● **Task details**:
Going through the entries below, count each line containing the word "text". Report the number only.

● **Element data from apps and pages**:
◇ ◇ ◇ ◇ ◇ ◇ ◇

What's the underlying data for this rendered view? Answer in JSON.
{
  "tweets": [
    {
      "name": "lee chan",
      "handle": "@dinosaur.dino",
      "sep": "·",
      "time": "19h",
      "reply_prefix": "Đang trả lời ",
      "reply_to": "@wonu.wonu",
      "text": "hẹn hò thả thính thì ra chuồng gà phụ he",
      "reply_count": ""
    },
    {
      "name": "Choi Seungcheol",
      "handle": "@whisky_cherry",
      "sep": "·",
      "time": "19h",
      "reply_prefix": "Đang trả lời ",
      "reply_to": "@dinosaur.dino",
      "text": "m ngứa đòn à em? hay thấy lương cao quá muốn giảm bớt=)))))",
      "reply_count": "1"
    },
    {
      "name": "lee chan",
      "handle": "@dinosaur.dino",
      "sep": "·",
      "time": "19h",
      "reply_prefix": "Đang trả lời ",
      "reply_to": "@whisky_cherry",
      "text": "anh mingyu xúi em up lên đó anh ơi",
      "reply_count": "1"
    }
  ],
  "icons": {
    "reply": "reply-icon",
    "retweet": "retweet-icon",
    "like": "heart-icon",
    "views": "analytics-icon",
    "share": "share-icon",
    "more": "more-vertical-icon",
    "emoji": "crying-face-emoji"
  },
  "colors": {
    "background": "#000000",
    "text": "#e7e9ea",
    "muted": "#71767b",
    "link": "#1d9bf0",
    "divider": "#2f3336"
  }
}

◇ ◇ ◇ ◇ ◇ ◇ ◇

● **Written answer**:
4